*Your goal*.
The reply must consist of the entire listing, reproduced exactly.

*Input records*.
◇ ◇ ◇ ◇
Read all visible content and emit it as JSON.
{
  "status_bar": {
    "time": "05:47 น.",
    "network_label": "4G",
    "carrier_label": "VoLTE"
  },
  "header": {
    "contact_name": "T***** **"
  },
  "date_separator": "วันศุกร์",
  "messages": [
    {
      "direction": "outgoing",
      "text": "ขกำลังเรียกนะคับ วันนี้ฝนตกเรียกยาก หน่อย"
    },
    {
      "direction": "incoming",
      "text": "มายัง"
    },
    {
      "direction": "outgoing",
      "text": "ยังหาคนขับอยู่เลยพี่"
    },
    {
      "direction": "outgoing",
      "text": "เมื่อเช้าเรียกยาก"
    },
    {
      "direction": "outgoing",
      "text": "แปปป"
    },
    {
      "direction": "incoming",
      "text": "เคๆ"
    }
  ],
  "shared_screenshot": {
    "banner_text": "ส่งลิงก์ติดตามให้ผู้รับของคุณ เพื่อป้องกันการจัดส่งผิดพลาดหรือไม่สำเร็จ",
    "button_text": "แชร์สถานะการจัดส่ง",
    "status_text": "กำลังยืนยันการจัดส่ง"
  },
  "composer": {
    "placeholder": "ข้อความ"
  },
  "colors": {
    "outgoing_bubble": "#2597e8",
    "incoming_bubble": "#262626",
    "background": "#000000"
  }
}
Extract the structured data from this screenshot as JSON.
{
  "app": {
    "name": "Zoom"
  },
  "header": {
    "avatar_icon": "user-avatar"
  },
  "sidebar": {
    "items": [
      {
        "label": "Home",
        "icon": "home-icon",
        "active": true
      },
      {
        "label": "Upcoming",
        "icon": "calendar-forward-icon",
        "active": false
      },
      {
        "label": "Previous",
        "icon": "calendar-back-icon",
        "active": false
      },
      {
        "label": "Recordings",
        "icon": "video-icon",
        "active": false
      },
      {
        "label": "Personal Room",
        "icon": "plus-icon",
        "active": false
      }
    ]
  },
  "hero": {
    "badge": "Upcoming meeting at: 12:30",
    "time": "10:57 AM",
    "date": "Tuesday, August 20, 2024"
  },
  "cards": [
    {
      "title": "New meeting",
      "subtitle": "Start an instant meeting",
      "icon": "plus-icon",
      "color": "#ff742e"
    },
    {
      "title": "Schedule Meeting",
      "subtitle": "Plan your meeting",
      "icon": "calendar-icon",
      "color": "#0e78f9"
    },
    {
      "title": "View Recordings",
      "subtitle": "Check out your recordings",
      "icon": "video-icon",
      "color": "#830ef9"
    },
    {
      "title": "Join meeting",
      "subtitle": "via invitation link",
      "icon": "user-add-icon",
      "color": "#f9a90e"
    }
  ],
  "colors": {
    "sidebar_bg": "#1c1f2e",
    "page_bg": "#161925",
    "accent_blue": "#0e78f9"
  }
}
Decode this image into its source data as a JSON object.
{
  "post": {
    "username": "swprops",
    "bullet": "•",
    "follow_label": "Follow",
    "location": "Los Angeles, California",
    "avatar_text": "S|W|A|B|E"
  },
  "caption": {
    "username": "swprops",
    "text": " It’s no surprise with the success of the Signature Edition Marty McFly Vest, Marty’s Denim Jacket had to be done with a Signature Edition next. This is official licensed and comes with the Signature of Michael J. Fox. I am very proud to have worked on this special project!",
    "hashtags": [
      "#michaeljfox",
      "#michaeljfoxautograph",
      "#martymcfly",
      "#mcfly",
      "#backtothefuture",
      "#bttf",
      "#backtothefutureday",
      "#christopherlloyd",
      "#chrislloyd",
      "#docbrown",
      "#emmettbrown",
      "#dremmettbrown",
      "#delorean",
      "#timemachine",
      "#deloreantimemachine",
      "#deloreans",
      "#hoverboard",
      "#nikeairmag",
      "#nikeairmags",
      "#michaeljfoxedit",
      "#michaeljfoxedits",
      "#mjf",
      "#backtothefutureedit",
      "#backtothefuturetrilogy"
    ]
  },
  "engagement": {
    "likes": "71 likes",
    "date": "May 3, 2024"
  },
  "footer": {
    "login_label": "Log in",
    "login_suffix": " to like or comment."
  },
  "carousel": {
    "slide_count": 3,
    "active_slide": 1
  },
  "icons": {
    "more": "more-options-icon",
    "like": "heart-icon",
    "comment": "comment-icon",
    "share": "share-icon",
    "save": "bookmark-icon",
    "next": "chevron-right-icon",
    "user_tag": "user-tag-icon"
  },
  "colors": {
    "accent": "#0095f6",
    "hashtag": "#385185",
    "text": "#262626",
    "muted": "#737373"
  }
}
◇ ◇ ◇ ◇
*Expected answer*.
Read all visible content and emit it as JSON.
{
  "status_bar": {
    "time": "05:47 น.",
    "network_label": "4G",
    "carrier_label": "VoLTE"
  },
  "header": {
    "contact_name": "T***** **"
  },
  "date_separator": "วันศุกร์",
  "messages": [
    {
      "direction": "outgoing",
      "text": "ขกำลังเรียกนะคับ วันนี้ฝนตกเรียกยาก หน่อย"
    },
    {
      "direction": "incoming",
      "text": "มายัง"
    },
    {
      "direction": "outgoing",
      "text": "ยังหาคนขับอยู่เลยพี่"
    },
    {
      "direction": "outgoing",
      "text": "เมื่อเช้าเรียกยาก"
    },
    {
      "direction": "outgoing",
      "text": "แปปป"
    },
    {
      "direction": "incoming",
      "text": "เคๆ"
    }
  ],
  "shared_screenshot": {
    "banner_text": "ส่งลิงก์ติดตามให้ผู้รับของคุณ เพื่อป้องกันการจัดส่งผิดพลาดหรือไม่สำเร็จ",
    "button_text": "แชร์สถานะการจัดส่ง",
    "status_text": "กำลังยืนยันการจัดส่ง"
  },
  "composer": {
    "placeholder": "ข้อความ"
  },
  "colors": {
    "outgoing_bubble": "#2597e8",
    "incoming_bubble": "#262626",
    "background": "#000000"
  }
}
Extract the structured data from this screenshot as JSON.
{
  "app": {
    "name": "Zoom"
  },
  "header": {
    "avatar_icon": "user-avatar"
  },
  "sidebar": {
    "items": [
      {
        "label": "Home",
        "icon": "home-icon",
        "active": true
      },
      {
        "label": "Upcoming",
        "icon": "calendar-forward-icon",
        "active": false
      },
      {
        "label": "Previous",
        "icon": "calendar-back-icon",
        "active": false
      },
      {
        "label": "Recordings",
        "icon": "video-icon",
        "active": false
      },
      {
        "label": "Personal Room",
        "icon": "plus-icon",
        "active": false
      }
    ]
  },
  "hero": {
    "badge": "Upcoming meeting at: 12:30",
    "time": "10:57 AM",
    "date": "Tuesday, August 20, 2024"
  },
  "cards": [
    {
      "title": "New meeting",
      "subtitle": "Start an instant meeting",
      "icon": "plus-icon",
      "color": "#ff742e"
    },
    {
      "title": "Schedule Meeting",
      "subtitle": "Plan your meeting",
      "icon": "calendar-icon",
      "color": "#0e78f9"
    },
    {
      "title": "View Recordings",
      "subtitle": "Check out your recordings",
      "icon": "video-icon",
      "color": "#830ef9"
    },
    {
      "title": "Join meeting",
      "subtitle": "via invitation link",
      "icon": "user-add-icon",
      "color": "#f9a90e"
    }
  ],
  "colors": {
    "sidebar_bg": "#1c1f2e",
    "page_bg": "#161925",
    "accent_blue": "#0e78f9"
  }
}
Decode this image into its source data as a JSON object.
{
  "post": {
    "username": "swprops",
    "bullet": "•",
    "follow_label": "Follow",
    "location": "Los Angeles, California",
    "avatar_text": "S|W|A|B|E"
  },
  "caption": {
    "username": "swprops",
    "text": " It’s no surprise with the success of the Signature Edition Marty McFly Vest, Marty’s Denim Jacket had to be done with a Signature Edition next. This is official licensed and comes with the Signature of Michael J. Fox. I am very proud to have worked on this special project!",
    "hashtags": [
      "#michaeljfox",
      "#michaeljfoxautograph",
      "#martymcfly",
      "#mcfly",
      "#backtothefuture",
      "#bttf",
      "#backtothefutureday",
      "#christopherlloyd",
      "#chrislloyd",
      "#docbrown",
      "#emmettbrown",
      "#dremmettbrown",
      "#delorean",
      "#timemachine",
      "#deloreantimemachine",
      "#deloreans",
      "#hoverboard",
      "#nikeairmag",
      "#nikeairmags",
      "#michaeljfoxedit",
      "#michaeljfoxedits",
      "#mjf",
      "#backtothefutureedit",
      "#backtothefuturetrilogy"
    ]
  },
  "engagement": {
    "likes": "71 likes",
    "date": "May 3, 2024"
  },
  "footer": {
    "login_label": "Log in",
    "login_suffix": " to like or comment."
  },
  "carousel": {
    "slide_count": 3,
    "active_slide": 1
  },
  "icons": {
    "more": "more-options-icon",
    "like": "heart-icon",
    "comment": "comment-icon",
    "share": "share-icon",
    "save": "bookmark-icon",
    "next": "chevron-right-icon",
    "user_tag": "user-tag-icon"
  },
  "colors": {
    "accent": "#0095f6",
    "hashtag": "#385185",
    "text": "#262626",
    "muted": "#737373"
  }
}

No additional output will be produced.